By Bill Engleman, Jan./Feb. 92
Populations of the endangered Karner Blue Butterfly are dispersed throughout the sand plain in Saratoga County. This sand plain, of which Albany’s Pine Bush is a major part, contains isolated pitch pine/scrub oak communities in Clifton Park, Wilton, Moreau, and other areas.
In 1988, the Planning Board of the Town of Clifton Park entertained several applications for subdivision and development in the “Wood Road corridor.,” a mostly pitch pine community. This is roughly 600 acres east of the Northway and west of Route 9, extending from Ushers Road to the Village of Round Lake. Despite the sensitive environmental attributes, such as wetlands, important aquifer recharge areas, and state protected streams and wildlife habitat, the Town had zoned this area for light industrial and business development. Applications presented for approval include a 200 acre lumber yard, a beer warehouse, an asphalt paving plant, a sand mine, a heavy construction facility, and other industrial works.
In August 1988 the Town Planning Board was informed by the Nature Conservancy that important habitats of Karner Blue were known to exist there. Very quickly survival of the butterfly became a rallying point for citizens and civic groups opposed to destruction of this natural resource.
Faced with mounting pressure, the Town hired Dr. Dale Schweitzer that autumn to survey the corridor for the presence of Blue Lupine, which is the exclusive food of the Karner Blue caterpillar. Schweitzer’s field observations were reluctantly accepted by landowners and town planners as conclusive proof that the Karner Blue could thrive on this land.

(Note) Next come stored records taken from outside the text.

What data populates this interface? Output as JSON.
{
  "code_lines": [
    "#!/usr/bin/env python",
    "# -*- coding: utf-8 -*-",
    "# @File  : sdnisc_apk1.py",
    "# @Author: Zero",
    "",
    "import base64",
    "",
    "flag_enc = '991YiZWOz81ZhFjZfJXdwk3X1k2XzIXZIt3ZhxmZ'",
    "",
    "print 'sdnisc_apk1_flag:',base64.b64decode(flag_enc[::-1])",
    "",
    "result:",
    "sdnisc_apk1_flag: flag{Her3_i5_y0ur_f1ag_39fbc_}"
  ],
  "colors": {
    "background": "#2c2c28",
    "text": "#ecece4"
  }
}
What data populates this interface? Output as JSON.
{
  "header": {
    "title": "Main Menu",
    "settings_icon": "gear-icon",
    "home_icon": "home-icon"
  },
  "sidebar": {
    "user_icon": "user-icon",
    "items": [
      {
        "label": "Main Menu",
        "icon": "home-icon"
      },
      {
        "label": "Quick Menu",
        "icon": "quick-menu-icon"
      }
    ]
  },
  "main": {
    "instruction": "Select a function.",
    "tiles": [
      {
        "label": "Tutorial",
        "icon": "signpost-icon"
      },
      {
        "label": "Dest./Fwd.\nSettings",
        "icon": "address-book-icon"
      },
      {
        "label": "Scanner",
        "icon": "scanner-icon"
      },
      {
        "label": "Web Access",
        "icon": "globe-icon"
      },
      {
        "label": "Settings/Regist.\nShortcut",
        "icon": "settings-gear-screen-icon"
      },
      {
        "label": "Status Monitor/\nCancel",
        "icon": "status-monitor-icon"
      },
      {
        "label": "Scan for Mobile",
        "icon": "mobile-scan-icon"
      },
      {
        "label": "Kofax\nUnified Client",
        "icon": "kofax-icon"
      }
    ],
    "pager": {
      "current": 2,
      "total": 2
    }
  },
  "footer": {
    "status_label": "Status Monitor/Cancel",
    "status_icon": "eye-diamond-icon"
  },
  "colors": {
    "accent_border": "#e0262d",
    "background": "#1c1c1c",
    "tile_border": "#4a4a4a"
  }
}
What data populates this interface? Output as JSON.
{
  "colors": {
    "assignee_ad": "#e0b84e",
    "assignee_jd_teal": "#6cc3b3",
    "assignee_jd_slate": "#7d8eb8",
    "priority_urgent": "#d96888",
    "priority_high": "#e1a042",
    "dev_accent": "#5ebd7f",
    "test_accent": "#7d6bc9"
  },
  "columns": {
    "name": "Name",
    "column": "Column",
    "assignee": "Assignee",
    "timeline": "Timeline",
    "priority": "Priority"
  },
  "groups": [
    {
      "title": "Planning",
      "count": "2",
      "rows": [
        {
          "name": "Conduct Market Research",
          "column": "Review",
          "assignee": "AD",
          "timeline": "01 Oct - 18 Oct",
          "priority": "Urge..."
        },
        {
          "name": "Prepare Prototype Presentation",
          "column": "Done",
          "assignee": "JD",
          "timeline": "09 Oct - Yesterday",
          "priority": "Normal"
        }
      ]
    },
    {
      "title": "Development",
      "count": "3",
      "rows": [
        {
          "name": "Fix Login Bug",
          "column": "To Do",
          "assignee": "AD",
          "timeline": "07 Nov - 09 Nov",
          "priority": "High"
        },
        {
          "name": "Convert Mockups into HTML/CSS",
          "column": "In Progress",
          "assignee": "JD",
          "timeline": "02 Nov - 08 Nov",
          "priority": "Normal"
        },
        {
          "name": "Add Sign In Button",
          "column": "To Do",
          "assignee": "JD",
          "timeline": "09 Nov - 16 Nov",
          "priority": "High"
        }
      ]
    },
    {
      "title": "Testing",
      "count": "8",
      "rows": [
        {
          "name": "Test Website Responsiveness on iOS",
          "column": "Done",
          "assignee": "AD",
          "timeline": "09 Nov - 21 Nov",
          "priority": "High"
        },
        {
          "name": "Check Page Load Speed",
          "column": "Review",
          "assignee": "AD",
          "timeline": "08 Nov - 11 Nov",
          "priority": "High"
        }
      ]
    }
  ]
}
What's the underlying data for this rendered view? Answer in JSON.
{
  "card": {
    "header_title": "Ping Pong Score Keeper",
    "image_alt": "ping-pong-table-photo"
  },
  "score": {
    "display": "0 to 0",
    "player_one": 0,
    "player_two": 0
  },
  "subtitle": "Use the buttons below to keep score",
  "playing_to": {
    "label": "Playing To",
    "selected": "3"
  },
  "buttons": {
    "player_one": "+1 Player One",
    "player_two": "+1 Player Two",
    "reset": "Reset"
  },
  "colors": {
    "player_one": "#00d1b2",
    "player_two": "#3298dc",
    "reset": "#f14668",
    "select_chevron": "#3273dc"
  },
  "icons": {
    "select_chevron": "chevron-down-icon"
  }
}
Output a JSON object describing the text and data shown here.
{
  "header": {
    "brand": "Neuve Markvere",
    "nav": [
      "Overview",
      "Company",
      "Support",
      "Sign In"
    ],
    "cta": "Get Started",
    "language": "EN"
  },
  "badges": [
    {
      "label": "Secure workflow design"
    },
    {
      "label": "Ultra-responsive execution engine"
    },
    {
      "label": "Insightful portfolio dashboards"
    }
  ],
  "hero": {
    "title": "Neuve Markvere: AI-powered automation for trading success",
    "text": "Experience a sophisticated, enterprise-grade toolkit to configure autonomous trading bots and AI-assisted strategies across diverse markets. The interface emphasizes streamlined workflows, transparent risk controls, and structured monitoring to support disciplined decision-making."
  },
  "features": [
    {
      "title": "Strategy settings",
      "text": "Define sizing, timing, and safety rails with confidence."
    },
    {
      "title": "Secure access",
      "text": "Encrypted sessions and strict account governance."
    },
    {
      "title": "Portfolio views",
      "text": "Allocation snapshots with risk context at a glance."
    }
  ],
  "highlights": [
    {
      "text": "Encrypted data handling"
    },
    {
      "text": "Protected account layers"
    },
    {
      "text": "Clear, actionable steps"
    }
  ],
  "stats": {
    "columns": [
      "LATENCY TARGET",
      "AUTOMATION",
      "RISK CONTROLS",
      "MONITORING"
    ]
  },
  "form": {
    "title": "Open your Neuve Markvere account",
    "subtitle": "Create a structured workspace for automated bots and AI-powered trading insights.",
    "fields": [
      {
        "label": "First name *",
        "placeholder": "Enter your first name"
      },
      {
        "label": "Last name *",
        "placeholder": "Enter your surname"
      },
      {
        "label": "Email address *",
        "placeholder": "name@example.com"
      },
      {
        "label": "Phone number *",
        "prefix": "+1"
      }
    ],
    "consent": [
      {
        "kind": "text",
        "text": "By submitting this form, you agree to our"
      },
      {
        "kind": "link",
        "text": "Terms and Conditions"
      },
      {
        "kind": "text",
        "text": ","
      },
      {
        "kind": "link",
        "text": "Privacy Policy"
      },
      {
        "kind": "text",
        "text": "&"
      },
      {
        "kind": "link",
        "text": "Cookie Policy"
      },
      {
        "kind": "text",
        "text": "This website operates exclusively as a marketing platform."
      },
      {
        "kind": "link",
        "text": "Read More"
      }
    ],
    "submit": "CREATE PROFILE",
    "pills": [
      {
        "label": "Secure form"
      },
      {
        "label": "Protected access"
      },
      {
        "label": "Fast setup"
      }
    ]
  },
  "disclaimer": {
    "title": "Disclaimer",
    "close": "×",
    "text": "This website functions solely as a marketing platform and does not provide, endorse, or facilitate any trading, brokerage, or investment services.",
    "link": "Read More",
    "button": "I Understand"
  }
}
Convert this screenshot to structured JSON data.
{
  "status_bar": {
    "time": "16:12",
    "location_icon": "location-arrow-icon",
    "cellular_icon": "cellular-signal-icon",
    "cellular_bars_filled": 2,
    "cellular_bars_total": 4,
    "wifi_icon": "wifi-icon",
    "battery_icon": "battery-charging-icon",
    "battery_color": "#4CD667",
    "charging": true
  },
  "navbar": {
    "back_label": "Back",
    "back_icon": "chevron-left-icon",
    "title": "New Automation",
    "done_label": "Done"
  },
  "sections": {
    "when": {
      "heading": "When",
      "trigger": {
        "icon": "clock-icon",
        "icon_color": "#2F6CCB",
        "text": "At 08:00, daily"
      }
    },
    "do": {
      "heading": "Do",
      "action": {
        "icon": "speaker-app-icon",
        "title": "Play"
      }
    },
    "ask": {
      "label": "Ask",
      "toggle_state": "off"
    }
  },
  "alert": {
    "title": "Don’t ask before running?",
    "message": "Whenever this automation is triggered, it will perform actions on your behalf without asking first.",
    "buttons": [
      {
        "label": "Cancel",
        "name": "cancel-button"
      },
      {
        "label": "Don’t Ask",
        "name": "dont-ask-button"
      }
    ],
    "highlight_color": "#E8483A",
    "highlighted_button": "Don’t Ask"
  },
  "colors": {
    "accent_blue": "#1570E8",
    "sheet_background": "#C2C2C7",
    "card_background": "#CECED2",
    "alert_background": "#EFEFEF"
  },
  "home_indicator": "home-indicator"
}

Preparation by the Planning Board of a Generic Environmental Impact Statement (GEIS) began in earnest. A final “scoping” document issued in Feb. 1989 set forth requirements for the GEIS. In the summer of 89, Schweitzer prepared a “Wildlife and Wetlands Report” for the GEIS, in which he estimated that about 1000 Karner Blues live on three sites in the corridor. In an amendment to the report, he noted that since 1989 was an “an exceptionally bad year” for the July butterfly count in the Albany Pine Bush, that the Clifton Park sites would probably support twice as many butterflies in normal years.
A troubling aspect of this report, however, is Schweitzer’s claim that the original habitat of the corridor was not a pitch pine/ scrub oak community. He also made the absurd contention that Clifton Park need only concern itself with preserving the remnants of the Karner Blue population, and “enough habitat to perpetuate them” and possibly establishing some linkage between the communities. He feels that the original community, which he claims was a black oak savanna, “could not be restored on the proposed industrial Park site.” According to Schweitzer and the final GEIS, the minimum size recommendations for the Albany Pine Bush do not apply to Wood Road corridor.
By Daniel Van Riper, Jan./Feb. 92
The fight by Clifton Park residents against their planning board and developers over unnecessary destruction of a unique natural resource in their community echoes the battles by SPB with the City of Albany. There is big money in flattening virgin land and slapping up ready-to-use buildings. Big developers make big profits that can’t be made in already developed areas, where consideration for established neighbors limits the size and use of new construction. There’s always a little something for local politicians also. More than one old boy from the Albany Machine is enjoying a Florida retirement because of Pine Bush developments. Let’s not imagine that Clifton Park Republicans have any more integrity in their back room dealings.
The hiring of Dale Schweitzer clearly underlines the Planning Board’s intentions. Schweitzer, who is in the same league as the notorious Dennis Murphy, is a biologist for hire, available to the highest bidder. Developers and politicians, who wish to justify habitat destruction schemes to an outraged citizenry, hire this person for a hefty salary because they know he will give them what they want, despite evidence to the contrary. For example, Schweitzer knows what the minimum requirements of acreage are necessary for survival of a community. How could butterflies survive alongside an asphalt plant?
Schweitzer’s job is to destroy the legal handle that the citizens of Clifton Park are using to stop the destruction of the Woods Road corridor. How far will citizen’s groups in Clifton Park go to save the corridor? They will need to counter Schweitzer’s absurdities head on by finding experts of their own, and this, of course, means money. Good luck to Mr. Engleman and others in your fight against destruction. You’ll need it.